By Mary Ellen Polson
Conventional water heaters consume as much as 20 percent of your home’s energy budget. New federal energy mandates now require greater efficiency for nearly all residential heaters, regardless of fuel. While most tankless systems already exceed the new standards, others are catching up, especially condensing and hybrid water heaters.
The size of the house, the number of people in the household, the type of power available (gas or electric, for example), and climate considerations all have a bearing on heating options for hot water. That said, the most important factor in choosing a new heater is the first-hour rating (FHR) for storage-tank water heaters and the gallons-per-minute rating (GPM) for tankless water heaters.
In essence, these ratings tell you how quickly you’ll run out of hot water when multiple users are draining the taps.
A professional can help you estimate what FHR or GPM your household needs. For a storage unit, you’ll also need to know the recovery rate—how fast the heater can replenish water as it’s drawn from the tank. In most cases, this will depend on the burner size (in BTUs) and heat-transfer efficiency.
Another important consideration is the energy factor (EF), a measure of the amount of hot water produced per unit of fuel consumed over a typical day.
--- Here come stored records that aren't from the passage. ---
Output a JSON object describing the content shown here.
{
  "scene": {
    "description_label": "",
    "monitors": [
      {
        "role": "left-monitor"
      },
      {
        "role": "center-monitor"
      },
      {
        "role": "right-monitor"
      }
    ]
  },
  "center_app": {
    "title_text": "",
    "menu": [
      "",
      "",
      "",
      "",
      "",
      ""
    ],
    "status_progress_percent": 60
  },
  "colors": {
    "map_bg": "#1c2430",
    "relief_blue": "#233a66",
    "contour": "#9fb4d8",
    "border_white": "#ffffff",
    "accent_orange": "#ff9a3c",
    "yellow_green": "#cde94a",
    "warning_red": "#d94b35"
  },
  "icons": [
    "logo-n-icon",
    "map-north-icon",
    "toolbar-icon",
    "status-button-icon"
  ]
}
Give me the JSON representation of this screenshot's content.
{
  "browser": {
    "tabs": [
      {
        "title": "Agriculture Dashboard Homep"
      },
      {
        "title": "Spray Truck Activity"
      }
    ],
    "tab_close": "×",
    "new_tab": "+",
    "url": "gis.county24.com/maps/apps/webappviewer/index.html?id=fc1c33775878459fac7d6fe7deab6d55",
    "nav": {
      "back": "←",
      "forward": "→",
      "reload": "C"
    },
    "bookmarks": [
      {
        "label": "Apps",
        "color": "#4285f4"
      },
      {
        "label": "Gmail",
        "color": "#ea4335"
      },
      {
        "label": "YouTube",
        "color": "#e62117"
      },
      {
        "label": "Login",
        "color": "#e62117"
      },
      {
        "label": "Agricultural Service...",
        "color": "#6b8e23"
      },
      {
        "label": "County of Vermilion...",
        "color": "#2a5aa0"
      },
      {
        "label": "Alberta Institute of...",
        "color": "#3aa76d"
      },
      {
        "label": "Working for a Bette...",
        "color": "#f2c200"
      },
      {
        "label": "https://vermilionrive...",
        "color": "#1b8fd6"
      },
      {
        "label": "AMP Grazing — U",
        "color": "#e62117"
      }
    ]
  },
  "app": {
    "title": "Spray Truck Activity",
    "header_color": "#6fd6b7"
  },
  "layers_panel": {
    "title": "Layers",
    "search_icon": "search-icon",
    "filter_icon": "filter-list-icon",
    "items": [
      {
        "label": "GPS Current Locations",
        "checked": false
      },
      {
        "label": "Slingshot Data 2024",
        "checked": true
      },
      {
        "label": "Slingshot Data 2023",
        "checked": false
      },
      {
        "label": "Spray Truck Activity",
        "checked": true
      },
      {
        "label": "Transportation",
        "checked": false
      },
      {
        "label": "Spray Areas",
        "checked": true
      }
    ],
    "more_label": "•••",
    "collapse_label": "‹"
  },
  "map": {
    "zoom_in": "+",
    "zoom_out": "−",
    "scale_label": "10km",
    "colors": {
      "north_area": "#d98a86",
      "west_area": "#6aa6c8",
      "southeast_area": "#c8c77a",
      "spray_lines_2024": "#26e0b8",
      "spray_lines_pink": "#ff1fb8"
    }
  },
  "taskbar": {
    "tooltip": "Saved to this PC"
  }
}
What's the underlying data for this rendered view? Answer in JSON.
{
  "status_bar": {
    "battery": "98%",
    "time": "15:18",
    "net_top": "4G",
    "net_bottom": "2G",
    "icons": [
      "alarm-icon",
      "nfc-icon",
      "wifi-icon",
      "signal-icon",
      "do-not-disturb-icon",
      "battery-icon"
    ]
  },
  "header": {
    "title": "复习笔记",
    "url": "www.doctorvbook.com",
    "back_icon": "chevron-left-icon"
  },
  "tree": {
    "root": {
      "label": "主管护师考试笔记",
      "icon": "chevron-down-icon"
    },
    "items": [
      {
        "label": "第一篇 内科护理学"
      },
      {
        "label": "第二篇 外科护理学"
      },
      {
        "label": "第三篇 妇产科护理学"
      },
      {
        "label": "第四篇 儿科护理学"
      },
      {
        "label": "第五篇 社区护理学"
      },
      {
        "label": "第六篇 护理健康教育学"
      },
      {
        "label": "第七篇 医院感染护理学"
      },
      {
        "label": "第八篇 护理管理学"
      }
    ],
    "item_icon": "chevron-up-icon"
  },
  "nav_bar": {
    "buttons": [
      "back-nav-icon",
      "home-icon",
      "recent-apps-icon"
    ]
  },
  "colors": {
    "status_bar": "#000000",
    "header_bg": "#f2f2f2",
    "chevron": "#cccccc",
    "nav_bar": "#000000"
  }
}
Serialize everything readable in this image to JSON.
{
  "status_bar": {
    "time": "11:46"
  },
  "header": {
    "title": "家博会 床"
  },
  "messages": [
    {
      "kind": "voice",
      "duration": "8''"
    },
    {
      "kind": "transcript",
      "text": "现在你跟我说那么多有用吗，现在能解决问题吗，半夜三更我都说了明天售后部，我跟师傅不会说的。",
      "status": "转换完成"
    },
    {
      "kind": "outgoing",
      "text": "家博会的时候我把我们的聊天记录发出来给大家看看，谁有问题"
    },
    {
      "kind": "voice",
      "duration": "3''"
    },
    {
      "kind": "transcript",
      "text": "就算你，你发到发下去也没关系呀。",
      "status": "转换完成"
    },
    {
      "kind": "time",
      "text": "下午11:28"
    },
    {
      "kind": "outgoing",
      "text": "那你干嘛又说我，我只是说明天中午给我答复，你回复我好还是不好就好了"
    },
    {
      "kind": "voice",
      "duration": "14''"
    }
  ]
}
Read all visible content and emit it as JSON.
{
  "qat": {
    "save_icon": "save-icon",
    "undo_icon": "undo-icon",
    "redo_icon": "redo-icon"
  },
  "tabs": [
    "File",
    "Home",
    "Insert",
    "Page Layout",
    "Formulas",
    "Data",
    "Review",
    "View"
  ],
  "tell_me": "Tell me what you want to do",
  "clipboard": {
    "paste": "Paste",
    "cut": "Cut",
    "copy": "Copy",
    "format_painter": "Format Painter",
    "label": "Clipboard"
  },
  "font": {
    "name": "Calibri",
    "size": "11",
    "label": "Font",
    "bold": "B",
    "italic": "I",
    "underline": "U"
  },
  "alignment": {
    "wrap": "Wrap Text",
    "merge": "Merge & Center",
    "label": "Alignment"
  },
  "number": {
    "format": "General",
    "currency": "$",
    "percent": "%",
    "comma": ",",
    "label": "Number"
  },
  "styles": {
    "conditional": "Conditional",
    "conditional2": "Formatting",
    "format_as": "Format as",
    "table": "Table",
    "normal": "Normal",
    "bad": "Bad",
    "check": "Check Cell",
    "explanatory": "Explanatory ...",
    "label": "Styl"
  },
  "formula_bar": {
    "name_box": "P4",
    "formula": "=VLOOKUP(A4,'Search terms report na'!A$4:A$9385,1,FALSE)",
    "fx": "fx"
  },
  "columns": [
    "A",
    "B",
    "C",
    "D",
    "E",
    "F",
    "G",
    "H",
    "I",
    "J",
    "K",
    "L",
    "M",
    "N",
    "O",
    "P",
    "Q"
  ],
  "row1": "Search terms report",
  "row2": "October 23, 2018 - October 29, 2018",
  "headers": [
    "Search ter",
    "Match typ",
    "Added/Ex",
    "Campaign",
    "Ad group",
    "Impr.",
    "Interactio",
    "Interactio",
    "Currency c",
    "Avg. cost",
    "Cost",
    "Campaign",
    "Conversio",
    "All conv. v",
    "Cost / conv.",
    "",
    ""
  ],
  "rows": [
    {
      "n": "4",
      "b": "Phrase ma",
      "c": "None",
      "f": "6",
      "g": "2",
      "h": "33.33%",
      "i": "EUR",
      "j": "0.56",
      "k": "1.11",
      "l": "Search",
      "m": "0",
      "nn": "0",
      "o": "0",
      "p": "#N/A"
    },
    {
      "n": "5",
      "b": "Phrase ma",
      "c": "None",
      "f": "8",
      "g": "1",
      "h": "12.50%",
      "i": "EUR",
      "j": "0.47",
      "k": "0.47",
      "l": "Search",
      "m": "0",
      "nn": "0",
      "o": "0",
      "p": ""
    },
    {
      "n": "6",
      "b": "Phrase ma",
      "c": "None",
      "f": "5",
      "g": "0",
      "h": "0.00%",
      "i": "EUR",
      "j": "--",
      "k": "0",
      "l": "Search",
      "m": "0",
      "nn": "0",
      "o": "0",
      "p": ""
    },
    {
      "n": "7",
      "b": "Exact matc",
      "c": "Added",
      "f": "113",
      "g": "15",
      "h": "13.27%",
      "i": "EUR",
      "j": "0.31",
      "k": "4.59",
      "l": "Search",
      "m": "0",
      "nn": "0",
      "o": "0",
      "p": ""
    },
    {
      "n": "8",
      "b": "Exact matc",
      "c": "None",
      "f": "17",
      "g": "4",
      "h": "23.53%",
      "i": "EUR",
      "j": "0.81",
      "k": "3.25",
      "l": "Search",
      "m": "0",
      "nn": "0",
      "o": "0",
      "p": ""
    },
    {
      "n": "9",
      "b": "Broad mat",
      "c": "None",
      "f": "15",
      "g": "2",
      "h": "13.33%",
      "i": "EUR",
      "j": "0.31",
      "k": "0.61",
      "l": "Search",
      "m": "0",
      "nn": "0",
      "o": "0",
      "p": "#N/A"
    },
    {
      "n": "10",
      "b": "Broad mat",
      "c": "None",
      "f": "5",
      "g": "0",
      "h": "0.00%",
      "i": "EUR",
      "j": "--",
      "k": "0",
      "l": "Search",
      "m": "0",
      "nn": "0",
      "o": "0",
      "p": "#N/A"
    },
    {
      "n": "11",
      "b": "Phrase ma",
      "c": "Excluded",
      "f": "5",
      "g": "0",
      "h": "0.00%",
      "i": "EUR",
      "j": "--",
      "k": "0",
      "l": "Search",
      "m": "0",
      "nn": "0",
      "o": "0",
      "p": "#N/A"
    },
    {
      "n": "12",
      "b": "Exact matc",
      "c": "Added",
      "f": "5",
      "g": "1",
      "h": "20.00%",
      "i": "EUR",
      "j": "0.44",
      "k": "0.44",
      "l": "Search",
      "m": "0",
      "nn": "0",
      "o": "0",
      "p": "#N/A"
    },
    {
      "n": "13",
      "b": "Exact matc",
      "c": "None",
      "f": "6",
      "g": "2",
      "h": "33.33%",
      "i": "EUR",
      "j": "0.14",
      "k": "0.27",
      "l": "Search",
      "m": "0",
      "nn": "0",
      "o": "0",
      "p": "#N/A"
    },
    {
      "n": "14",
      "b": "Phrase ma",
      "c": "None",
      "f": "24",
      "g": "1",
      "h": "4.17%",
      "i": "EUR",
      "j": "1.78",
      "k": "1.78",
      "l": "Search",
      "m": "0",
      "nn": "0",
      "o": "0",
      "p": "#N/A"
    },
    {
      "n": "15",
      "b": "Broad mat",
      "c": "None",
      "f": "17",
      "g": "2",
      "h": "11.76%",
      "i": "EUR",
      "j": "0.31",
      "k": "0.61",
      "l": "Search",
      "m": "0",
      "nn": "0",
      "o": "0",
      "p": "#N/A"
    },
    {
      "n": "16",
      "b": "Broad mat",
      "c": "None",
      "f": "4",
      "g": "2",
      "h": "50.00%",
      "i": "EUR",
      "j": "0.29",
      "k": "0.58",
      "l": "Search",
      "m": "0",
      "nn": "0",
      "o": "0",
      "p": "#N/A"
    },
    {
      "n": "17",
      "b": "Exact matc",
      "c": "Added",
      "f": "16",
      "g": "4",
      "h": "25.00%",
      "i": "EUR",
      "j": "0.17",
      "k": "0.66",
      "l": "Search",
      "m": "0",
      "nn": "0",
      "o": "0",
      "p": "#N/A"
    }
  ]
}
While a high EF is desirable, it doesn’t necessarily mean that the option with the highest EF will be most cost efficient. That will depend on your climate and how and when you typically use hot water. For more information on estimating costs and efficiency, see energy.gov/energysaver/selecting-new-water-heater.
STORAGE TANK The most familiar household water heater is a 50-gallon insulated tank that heats and stores water. (Larger and smaller size tanks are also available.) Newer models offer better tank insulation and higher ER ratings.
Pros They cost only a few hundred dollars each, and can be installed by a plumber in just a couple of hours. They’re most efficient when powered by natural or LP gas.
Cons Keeping water in the tank hot on standby means higher overall energy consumption and costs. It’s still possible to deplete all the hot water at one time, too, if too many people are drawing it down at the same time.
HEAT PUMP/HYBRID Heat pump and hybrid water heaters pull heat out of warm air in an uncooled space like a garage or attic to heat hot water.
Pros Ideal in temperate to warm climates, hybrids use about 60 percent less energy than standard electric water heaters. They’re slightly more expensive than standard tank heaters.
Cons Hybrids require up to 1,000 cubic feet of space to work properly.
TANKLESS/ON-DEMAND Rather than storing water, a tankless water heater fires up the heating unit when the demand is made.
Pros Tankless units are usually smaller and more compact that storage tank heaters. They are significantly more fuel efficient, especially when powered by gas.
Cons Tankless water heaters usually require significantly higher set-up costs (thousands of dollars instead of hundreds) due to requirements for larger gas lines and the installation of flues.
A condensing heater captures hot combustion gases that are normally vented out of a standard unit and routes them to a series of sealed coils. Water flows around the coils, collecting most of the heat before the cooled gases are finally exhausted.
Pros Condensing water heaters can be more energy efficient than many tankless water heaters, and cheaper to install.
Cons Condensing units are more expensive than conventional heaters, and can only be used in homes with natural or LP gas.
Solar panel cells mounted on the roof absorb heat from the sun and deliver it to a closed-loop system that serves the hot-water tank.
Pros Solar water heaters work best in sunny climates, where they can reduce water heating costs to nil on days with abundant sunshine. Installation may qualify for up to a 30 percent tax credit through state and federal programs.
Cons On cloudy days, a backup system is required. Placing solar panels on a historic building can be problematic. Despite tax incentives, it can still take 10 to 30 years to recover installation costs.
POINT OF USE
Spot water heaters work on the same principle as tankless heaters but deliver water to only one point: the sink in a kitchen or bathroom, for example.
Pros A point-of-use heater can reduce water waste and dramatically shorten waits for hot water at frequently used locations.
Cons Can be noisy.
Heatworks/ISI Technologies myheatworks.com
Solar Source solarsource.net
Stiebel Eltron steibel-eltron-usa.com